Rating : ★ ★ ★ ★
Like the other books in the Love & Gelato series this is about an American girl finding herself in another country with a light romance mixed in. I just want to way since no one has mentioned it. This can be read as a 100% stand alone story, I didn’t notice any characters from the other books in the series and if I missed them there wasn’t enough of a tie in to spoil any of the other stories.
Liv’s dad left when she was young and all she had left was the memories and a box full of 26 things that she had. Pieces of her father that she kept close in spite of changing everything she was to distance herself from the young Olive that lost him.

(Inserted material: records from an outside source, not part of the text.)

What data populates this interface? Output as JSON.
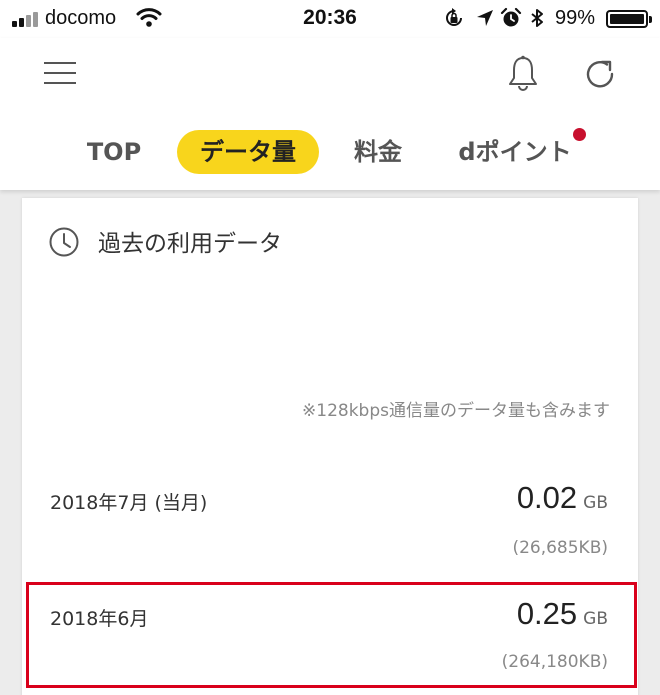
{
  "status_bar": {
    "carrier": "docomo",
    "time": "20:36",
    "battery_percent": "99%",
    "battery_level": 0.99,
    "signal_bars_on": 2,
    "signal_bars_total": 4,
    "icons": [
      "signal-icon",
      "wifi-icon",
      "orientation-lock-icon",
      "location-arrow-icon",
      "alarm-icon",
      "bluetooth-icon",
      "battery-icon"
    ]
  },
  "header": {
    "icons": [
      "menu-icon",
      "bell-icon",
      "refresh-icon"
    ],
    "tabs": [
      {
        "label": "TOP",
        "active": false
      },
      {
        "label": "データ量",
        "active": true
      },
      {
        "label": "料金",
        "active": false
      },
      {
        "label": "dポイント",
        "active": false,
        "has_notification": true
      }
    ]
  },
  "card": {
    "icon": "clock-icon",
    "title": "過去の利用データ",
    "note": "※128kbps通信量のデータ量も含みます",
    "rows": [
      {
        "label": "2018年7月 (当月)",
        "value": "0.02",
        "unit": "GB",
        "kb": "(26,685KB)",
        "highlighted": false
      },
      {
        "label": "2018年6月",
        "value": "0.25",
        "unit": "GB",
        "kb": "(264,180KB)",
        "highlighted": true
      }
    ]
  },
  "colors": {
    "accent_yellow": "#f8d51c",
    "notification_red": "#c8102e",
    "highlight_red": "#d9001b",
    "background": "#ececec"
  }
}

Then the post cards started coming from various places in Greece with cheery phrases like nothing had happened ending with one that brought her to the beautiful country itself in the search of The Lost City of Atlantis, the myth that her father had been chasing his entire life and the thing she had convinced herself that he left her for.
This was very much in the vein of Love & Gelato, a very hard hitting story about a different kind of grief and longing for someone that disappeared from your life and the part of you that goes along with them. Just like the original book in the series, the love story in sweet and slow burn, taking a back seat to Liv finding herself surrounded by her father’s dreams and the beautiful city of his childhood.
Definite trigger warnings for mental illness, specifically bipolar disorder and highly accurate descriptions of panic attacks that gave me second hand anxiety.
I’m not really the type to like these more hard hitting contemporaries and I need to really be in the mood to read it, but I was more drawn in by the very well researched Atlantis subplot and the romance. Everything else was very thoughtfully written, especially the talk of mental illness, but like I said I didn’t really feel it. I wasn’t in the mood and it did end up triggering my own anxiety.
Still, I’m not going to hold that against the book because it was engaging, very well researched and sweet at the end of the day. Jenna Evans Welch has a way of holding your hand through the difficult bits with her writing. I was very much eased into it which made it easier to read.